▶ _What the task asks_: A single number is the expected answer: the count of lines in the records below that contain "name".
»»
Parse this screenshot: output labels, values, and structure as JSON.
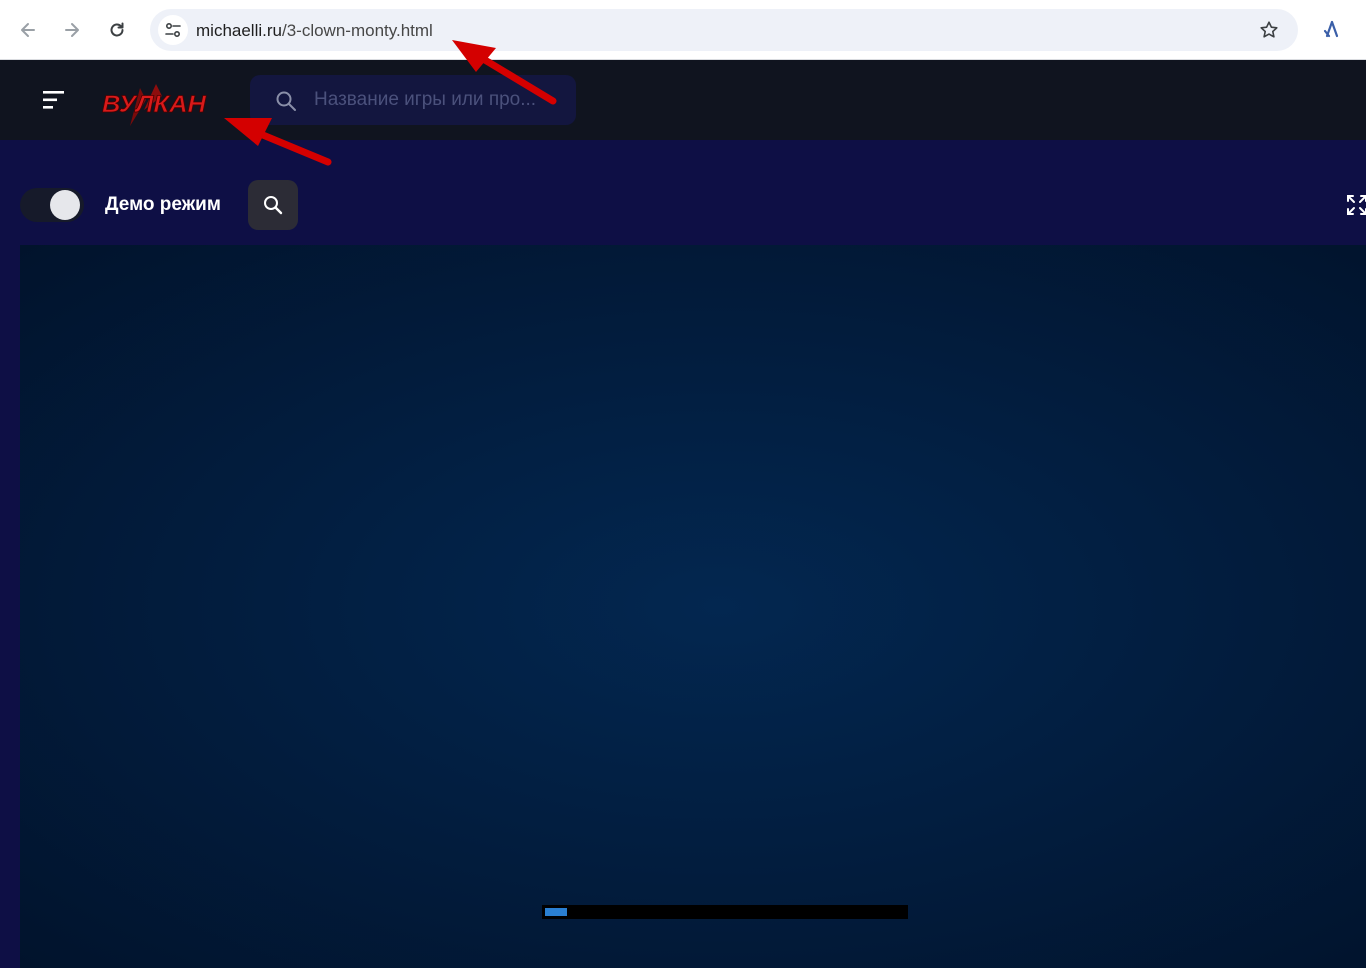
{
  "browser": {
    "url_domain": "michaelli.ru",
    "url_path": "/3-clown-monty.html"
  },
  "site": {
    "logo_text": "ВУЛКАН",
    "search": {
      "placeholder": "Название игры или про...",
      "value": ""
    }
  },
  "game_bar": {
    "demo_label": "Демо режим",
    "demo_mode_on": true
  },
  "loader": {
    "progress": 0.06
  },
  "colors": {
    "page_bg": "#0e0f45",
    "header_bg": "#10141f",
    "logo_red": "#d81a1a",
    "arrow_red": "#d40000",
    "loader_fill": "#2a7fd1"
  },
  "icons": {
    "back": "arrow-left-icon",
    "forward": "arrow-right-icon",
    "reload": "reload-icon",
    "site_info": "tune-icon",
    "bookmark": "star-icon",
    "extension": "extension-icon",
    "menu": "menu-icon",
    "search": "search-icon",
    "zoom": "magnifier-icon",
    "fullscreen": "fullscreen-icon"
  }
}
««
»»
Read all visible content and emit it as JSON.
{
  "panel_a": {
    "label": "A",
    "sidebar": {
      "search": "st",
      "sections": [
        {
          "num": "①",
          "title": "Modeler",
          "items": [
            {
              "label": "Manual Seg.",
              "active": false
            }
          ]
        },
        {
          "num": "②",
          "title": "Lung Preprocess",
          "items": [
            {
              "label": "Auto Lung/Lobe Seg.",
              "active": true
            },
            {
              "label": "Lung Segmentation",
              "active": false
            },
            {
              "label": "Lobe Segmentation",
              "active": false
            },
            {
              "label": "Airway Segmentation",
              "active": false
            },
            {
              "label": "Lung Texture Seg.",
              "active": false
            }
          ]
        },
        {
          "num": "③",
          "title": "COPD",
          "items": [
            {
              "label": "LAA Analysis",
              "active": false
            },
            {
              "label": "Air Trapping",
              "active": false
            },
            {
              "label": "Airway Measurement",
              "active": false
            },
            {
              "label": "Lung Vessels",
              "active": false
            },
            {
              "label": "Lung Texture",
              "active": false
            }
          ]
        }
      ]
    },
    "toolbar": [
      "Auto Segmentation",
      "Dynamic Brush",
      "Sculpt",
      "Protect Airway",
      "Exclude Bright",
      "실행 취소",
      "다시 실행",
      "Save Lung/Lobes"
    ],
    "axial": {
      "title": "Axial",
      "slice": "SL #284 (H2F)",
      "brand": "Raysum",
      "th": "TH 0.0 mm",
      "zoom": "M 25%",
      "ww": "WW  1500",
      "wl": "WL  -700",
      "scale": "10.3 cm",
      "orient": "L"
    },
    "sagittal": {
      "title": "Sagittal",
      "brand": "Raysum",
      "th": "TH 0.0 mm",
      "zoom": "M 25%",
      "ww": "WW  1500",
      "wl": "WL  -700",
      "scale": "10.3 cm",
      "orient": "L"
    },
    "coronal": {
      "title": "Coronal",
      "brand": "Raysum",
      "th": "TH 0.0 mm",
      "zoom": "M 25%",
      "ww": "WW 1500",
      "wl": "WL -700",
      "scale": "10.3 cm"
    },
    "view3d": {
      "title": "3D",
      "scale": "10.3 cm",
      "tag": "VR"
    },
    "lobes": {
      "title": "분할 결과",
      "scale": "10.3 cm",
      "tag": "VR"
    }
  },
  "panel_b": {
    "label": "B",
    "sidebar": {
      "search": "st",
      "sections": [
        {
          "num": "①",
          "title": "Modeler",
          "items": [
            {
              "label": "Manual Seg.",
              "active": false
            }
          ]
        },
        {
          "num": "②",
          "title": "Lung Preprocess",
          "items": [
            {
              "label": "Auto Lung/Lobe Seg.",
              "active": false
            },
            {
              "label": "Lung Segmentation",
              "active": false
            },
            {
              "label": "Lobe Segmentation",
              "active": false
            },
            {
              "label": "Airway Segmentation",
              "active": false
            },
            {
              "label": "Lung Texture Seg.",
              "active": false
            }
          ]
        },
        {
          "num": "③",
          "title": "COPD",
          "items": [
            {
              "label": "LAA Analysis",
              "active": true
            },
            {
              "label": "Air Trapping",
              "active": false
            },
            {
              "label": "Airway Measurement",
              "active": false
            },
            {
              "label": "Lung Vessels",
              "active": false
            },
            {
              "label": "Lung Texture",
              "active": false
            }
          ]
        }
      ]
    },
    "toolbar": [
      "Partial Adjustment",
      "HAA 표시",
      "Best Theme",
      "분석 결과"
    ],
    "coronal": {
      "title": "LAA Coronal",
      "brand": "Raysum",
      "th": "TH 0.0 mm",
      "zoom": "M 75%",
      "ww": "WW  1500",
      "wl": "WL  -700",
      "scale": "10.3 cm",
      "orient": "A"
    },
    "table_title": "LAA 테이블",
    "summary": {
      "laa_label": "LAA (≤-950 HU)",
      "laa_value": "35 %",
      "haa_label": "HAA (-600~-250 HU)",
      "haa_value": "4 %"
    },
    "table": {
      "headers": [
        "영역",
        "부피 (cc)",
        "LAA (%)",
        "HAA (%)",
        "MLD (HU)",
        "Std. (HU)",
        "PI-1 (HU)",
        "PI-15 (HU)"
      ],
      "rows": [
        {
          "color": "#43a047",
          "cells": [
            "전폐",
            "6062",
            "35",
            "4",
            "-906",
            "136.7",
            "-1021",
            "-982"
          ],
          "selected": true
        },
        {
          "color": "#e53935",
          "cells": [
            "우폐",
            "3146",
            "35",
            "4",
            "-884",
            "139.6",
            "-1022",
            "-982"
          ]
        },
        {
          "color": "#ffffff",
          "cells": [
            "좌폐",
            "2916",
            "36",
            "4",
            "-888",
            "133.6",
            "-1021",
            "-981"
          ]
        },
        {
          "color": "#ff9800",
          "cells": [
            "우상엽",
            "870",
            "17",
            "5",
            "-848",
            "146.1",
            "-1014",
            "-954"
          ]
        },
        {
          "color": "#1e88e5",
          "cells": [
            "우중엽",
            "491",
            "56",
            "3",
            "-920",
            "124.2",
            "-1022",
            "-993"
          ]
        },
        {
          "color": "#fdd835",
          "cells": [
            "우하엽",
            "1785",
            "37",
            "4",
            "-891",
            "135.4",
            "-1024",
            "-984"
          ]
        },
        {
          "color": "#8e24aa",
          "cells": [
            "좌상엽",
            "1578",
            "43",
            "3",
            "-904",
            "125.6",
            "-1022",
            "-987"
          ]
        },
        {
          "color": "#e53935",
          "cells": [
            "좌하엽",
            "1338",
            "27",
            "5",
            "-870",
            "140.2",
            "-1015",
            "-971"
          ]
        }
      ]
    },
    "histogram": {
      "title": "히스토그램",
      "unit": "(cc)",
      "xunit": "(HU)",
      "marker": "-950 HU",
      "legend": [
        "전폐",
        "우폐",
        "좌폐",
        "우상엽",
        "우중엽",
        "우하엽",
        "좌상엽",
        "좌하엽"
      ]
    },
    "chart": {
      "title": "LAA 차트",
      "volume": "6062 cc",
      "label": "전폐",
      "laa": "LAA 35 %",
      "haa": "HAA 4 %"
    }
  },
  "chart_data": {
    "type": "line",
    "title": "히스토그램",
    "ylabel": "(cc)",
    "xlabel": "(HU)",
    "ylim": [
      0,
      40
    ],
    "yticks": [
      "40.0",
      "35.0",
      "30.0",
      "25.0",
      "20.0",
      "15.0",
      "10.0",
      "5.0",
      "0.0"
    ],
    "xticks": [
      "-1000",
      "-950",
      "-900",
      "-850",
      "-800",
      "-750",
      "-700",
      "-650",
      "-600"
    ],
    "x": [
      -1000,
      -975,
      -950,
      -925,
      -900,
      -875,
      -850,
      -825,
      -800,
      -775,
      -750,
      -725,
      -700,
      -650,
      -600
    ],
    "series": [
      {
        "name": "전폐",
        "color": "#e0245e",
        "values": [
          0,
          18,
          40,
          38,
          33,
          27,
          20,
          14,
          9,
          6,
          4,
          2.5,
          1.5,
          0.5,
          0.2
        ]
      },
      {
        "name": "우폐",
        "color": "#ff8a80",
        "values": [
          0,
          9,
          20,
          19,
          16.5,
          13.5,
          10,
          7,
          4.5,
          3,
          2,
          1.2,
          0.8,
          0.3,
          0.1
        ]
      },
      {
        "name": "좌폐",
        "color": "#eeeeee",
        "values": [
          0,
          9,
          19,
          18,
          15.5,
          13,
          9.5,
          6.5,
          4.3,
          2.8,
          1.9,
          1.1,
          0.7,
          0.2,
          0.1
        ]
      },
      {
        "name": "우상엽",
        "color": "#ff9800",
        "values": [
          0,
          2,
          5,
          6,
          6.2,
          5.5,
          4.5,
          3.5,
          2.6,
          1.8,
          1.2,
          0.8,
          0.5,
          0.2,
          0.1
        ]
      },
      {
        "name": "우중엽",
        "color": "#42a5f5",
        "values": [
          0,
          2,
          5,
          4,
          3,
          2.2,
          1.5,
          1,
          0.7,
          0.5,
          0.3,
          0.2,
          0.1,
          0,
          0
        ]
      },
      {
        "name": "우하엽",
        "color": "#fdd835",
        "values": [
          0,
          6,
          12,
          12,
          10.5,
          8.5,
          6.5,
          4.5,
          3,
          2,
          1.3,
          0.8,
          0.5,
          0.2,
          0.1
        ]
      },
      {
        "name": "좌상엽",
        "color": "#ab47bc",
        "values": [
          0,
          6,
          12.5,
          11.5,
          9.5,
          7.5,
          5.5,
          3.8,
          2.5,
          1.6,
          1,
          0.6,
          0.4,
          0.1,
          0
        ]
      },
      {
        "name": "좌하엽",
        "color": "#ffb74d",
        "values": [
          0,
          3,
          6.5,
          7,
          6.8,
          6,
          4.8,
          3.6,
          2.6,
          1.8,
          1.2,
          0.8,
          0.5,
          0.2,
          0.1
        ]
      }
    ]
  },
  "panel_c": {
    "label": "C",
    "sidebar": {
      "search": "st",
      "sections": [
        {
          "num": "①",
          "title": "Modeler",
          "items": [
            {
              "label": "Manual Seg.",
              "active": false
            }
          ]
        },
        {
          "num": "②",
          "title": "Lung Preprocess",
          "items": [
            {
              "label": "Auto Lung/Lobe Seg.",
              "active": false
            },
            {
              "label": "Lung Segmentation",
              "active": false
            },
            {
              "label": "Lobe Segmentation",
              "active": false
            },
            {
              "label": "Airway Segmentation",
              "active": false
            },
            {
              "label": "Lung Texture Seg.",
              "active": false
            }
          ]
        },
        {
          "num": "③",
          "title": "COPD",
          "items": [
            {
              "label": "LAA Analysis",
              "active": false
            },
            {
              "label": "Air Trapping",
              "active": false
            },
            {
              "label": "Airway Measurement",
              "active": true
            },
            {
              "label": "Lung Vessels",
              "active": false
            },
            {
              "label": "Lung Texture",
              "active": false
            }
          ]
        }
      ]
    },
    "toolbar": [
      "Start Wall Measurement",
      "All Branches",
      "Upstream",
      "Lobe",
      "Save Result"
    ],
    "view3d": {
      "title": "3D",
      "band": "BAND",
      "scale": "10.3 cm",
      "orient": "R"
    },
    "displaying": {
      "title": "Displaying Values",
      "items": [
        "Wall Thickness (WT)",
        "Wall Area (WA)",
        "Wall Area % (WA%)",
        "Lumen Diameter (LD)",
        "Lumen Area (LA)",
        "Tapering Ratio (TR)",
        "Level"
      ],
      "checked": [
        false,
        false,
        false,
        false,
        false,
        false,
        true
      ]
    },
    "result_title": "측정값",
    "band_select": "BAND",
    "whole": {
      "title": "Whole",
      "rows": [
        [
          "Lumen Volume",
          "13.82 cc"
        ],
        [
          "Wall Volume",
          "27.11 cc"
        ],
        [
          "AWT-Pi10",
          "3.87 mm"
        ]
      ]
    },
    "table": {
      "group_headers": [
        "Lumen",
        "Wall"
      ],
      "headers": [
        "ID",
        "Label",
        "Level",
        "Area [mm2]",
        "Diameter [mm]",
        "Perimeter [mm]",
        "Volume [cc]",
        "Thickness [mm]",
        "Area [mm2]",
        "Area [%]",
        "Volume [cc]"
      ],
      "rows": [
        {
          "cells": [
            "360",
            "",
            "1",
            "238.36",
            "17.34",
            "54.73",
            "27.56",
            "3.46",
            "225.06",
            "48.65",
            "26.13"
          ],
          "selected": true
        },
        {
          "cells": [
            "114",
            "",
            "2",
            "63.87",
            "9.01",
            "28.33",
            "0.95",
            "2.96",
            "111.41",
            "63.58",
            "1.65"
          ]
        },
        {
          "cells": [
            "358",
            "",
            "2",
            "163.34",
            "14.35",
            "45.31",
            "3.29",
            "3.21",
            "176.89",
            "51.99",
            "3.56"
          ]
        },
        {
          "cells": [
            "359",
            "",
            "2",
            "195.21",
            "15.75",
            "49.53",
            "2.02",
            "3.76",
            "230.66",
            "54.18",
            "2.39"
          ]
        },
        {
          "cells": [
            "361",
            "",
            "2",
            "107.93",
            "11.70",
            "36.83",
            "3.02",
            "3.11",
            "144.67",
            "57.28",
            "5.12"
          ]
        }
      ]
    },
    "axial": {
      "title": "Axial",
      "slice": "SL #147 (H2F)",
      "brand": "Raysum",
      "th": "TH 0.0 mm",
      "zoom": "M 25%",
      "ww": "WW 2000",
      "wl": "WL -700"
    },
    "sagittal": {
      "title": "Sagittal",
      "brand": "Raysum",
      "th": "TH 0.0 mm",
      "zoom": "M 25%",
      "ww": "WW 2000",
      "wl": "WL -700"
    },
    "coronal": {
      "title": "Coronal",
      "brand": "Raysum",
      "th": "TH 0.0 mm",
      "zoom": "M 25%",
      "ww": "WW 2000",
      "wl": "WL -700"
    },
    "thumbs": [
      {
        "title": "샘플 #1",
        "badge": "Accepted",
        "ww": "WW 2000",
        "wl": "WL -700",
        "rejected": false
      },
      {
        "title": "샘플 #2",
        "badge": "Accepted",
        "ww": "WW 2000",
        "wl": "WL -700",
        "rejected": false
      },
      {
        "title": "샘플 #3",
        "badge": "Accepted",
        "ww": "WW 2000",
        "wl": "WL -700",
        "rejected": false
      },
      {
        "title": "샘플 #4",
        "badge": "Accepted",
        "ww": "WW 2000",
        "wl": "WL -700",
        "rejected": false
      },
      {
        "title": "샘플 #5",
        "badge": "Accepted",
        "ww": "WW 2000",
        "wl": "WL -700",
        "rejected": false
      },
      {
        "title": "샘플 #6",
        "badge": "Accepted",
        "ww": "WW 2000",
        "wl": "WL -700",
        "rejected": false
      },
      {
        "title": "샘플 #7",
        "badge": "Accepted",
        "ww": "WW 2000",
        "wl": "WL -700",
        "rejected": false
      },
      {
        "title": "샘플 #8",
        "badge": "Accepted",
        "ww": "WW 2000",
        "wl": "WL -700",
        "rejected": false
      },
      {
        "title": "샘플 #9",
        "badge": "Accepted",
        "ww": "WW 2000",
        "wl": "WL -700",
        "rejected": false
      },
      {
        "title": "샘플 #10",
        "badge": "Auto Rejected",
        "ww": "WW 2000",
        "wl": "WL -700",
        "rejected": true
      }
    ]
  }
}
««
▶ _Expected answer_: 8